» **TASK BRIEF**
Could you copy every line of the data that contains "Spelling"?

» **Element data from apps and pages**
----------------

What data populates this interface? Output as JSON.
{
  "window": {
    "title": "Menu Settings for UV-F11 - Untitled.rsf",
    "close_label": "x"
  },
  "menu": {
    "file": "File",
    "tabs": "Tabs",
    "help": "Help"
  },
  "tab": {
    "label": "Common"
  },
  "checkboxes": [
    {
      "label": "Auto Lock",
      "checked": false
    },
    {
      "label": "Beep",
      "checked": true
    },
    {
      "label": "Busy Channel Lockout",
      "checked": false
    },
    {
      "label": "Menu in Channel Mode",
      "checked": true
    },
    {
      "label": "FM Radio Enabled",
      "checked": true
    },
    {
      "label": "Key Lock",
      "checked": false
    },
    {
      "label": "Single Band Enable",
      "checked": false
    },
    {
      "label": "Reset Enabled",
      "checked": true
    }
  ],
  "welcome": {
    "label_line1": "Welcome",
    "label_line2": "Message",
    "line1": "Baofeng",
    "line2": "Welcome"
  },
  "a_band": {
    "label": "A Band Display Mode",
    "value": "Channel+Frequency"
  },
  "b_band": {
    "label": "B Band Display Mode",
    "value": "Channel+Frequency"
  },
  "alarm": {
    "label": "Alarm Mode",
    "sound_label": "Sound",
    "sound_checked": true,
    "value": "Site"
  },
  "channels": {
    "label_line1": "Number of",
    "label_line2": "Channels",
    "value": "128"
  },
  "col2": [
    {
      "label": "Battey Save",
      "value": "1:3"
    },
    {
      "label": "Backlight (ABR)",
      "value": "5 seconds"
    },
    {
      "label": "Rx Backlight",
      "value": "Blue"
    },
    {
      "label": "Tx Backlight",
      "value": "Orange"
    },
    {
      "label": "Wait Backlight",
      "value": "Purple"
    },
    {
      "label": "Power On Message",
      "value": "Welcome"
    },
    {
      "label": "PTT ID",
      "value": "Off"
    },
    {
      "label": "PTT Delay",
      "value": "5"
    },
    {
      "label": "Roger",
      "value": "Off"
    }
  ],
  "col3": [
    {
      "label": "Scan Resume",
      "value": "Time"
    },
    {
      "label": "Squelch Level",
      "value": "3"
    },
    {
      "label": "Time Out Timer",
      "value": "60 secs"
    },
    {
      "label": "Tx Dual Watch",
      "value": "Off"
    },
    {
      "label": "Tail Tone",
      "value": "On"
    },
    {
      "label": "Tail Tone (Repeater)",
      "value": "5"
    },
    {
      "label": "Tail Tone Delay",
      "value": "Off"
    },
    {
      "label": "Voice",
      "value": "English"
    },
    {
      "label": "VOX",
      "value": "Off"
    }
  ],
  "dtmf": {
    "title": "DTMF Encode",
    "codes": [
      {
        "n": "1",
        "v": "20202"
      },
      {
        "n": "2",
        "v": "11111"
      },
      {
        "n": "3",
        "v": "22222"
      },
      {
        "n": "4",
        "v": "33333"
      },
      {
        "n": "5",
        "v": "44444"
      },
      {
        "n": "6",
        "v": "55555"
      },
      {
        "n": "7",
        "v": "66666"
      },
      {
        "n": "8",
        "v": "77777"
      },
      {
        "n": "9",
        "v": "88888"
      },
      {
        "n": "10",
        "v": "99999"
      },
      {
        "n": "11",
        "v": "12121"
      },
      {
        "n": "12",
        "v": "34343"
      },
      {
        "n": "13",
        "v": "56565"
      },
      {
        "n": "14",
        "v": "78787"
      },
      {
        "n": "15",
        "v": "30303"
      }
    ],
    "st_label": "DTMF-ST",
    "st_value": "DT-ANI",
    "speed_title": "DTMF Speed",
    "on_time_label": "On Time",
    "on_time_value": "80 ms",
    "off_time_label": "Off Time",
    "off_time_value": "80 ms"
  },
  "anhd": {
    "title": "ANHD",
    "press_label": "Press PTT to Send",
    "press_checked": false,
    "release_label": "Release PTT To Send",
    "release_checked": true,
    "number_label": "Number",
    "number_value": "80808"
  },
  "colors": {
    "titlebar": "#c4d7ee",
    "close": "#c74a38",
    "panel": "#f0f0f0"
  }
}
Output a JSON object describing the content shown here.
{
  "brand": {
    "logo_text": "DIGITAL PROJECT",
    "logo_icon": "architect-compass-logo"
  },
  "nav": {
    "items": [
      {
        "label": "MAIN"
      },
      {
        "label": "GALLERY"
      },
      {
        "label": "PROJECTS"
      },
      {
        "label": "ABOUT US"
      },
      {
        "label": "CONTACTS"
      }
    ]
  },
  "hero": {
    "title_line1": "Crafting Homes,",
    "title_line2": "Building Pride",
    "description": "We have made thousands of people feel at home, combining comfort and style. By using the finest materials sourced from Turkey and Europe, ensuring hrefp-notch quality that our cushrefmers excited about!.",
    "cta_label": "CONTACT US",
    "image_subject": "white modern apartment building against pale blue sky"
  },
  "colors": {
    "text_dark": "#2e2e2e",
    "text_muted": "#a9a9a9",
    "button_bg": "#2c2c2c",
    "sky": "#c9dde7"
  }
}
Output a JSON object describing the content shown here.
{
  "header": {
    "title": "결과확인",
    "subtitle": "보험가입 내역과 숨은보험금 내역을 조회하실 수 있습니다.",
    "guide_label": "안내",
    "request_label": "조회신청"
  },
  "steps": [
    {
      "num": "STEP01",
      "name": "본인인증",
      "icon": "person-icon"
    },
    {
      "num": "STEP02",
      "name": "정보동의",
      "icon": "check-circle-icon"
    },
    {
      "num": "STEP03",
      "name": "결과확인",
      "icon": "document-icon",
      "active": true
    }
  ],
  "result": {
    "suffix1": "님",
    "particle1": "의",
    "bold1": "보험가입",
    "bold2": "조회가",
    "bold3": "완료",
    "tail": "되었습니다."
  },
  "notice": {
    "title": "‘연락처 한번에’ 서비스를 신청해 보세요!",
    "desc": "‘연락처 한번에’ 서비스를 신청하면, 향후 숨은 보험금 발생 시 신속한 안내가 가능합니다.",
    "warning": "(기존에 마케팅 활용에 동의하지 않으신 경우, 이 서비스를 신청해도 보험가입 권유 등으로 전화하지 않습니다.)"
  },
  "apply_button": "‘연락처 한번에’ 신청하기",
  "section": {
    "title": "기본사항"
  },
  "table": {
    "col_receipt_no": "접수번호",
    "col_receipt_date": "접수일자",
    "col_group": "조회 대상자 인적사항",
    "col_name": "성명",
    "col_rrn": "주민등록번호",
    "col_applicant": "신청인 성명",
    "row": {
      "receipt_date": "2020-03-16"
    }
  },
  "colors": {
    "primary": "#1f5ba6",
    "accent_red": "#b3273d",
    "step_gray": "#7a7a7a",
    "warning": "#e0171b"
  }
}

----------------

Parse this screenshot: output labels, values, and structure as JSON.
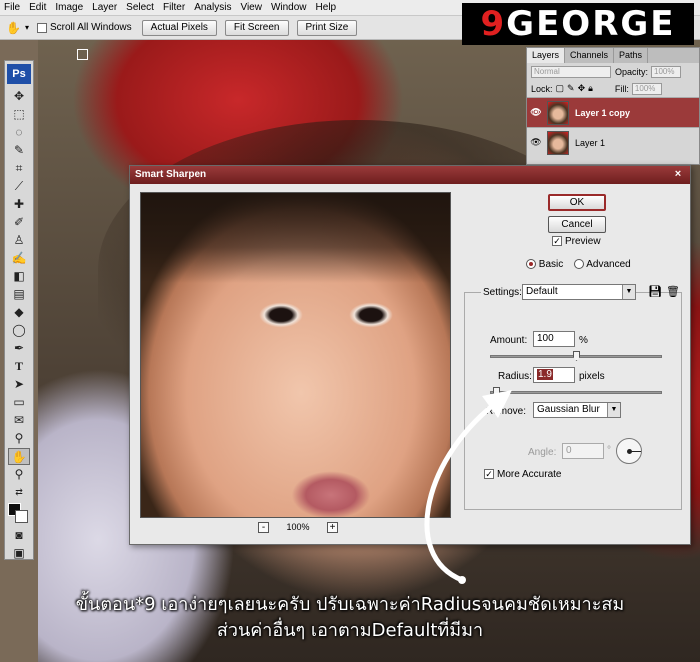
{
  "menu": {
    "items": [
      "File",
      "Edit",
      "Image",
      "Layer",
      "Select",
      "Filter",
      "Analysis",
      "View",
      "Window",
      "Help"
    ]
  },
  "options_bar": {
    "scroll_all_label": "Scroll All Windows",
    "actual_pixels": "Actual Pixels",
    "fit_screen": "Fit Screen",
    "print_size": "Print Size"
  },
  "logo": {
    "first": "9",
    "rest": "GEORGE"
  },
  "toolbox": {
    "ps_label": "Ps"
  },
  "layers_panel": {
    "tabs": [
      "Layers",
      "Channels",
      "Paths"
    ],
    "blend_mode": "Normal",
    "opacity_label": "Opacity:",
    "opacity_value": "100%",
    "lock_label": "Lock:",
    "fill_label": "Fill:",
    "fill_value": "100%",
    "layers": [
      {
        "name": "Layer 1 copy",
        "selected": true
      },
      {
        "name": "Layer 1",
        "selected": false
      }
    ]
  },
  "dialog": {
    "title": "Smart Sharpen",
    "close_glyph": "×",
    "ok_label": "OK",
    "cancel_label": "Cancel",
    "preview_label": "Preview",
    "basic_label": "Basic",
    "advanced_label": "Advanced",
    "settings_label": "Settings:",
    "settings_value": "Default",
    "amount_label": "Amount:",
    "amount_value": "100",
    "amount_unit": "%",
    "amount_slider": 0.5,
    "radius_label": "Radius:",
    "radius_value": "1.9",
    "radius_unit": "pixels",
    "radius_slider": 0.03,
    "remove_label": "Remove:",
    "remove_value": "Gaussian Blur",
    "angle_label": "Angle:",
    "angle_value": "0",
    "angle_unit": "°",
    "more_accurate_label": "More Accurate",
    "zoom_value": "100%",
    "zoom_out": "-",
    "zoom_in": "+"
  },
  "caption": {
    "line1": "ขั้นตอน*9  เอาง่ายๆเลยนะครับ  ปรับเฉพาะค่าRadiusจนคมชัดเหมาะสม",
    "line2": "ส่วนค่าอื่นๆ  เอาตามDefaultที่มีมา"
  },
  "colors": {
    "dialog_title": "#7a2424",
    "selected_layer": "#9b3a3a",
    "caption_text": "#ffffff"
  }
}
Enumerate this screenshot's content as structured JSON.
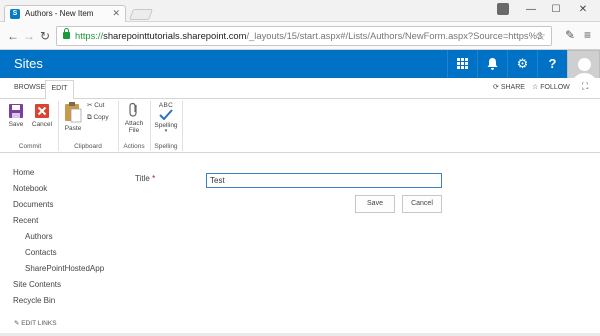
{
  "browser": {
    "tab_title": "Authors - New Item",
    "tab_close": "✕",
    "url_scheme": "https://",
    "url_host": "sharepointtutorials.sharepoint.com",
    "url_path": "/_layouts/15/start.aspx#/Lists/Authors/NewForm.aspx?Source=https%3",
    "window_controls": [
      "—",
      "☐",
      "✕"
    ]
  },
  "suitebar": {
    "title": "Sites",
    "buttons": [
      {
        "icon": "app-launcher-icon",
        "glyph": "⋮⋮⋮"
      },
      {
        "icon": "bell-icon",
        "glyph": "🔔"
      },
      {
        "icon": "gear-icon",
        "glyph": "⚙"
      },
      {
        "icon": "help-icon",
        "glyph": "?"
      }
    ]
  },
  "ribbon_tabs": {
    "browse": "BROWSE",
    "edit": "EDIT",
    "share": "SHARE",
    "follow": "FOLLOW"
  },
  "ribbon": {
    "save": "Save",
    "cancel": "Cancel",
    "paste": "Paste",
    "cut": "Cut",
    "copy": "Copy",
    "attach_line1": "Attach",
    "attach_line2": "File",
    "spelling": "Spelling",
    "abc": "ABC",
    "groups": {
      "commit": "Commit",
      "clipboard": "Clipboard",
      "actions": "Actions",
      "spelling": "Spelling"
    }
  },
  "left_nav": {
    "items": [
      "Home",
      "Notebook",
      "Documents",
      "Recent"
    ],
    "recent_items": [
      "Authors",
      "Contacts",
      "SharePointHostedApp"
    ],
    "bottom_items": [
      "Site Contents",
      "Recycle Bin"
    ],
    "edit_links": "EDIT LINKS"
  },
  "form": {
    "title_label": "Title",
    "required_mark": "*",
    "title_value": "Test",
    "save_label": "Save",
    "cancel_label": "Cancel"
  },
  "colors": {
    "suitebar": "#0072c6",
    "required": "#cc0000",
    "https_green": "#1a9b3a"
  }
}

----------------

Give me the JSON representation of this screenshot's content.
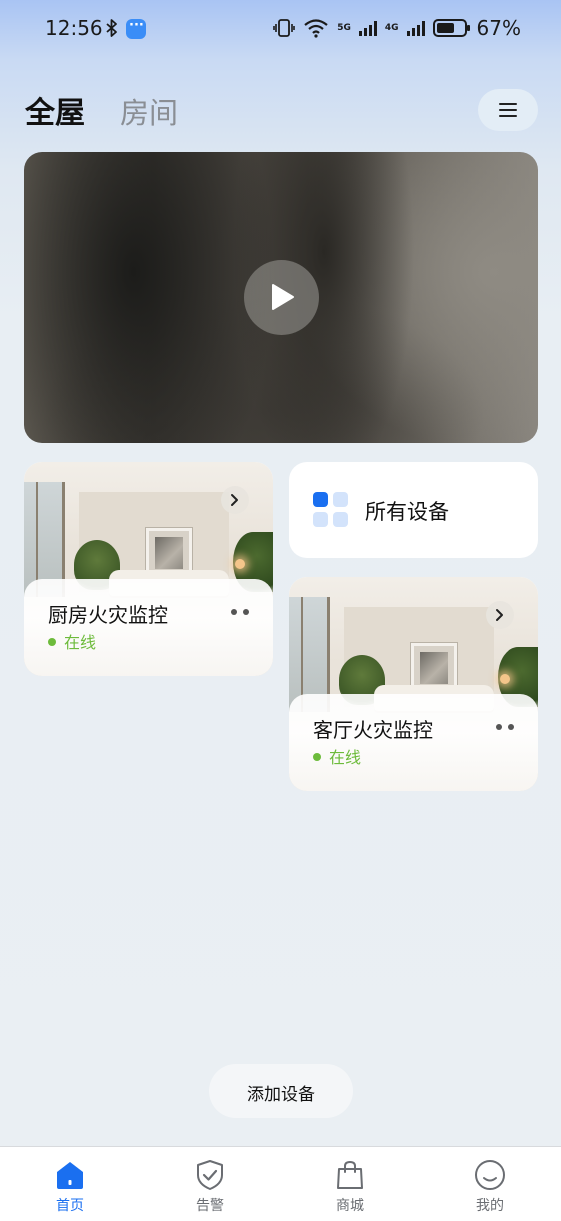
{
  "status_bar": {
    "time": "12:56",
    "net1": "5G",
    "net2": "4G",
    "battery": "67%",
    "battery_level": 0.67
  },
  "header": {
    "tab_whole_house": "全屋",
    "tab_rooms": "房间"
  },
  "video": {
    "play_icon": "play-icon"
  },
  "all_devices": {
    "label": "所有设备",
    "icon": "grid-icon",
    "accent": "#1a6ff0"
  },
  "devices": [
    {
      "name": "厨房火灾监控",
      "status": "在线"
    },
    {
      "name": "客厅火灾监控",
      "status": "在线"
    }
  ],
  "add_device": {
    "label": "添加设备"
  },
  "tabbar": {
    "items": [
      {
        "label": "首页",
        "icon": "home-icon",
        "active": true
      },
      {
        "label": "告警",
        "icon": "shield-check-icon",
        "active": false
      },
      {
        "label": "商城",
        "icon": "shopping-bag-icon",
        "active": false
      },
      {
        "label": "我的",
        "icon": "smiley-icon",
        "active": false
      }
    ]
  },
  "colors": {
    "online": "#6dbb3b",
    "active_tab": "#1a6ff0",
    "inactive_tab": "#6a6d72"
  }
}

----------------

» **SOLUTION TO THE PROBLEM**
    "spelling": "Spelling",
      "spelling": "Spelling"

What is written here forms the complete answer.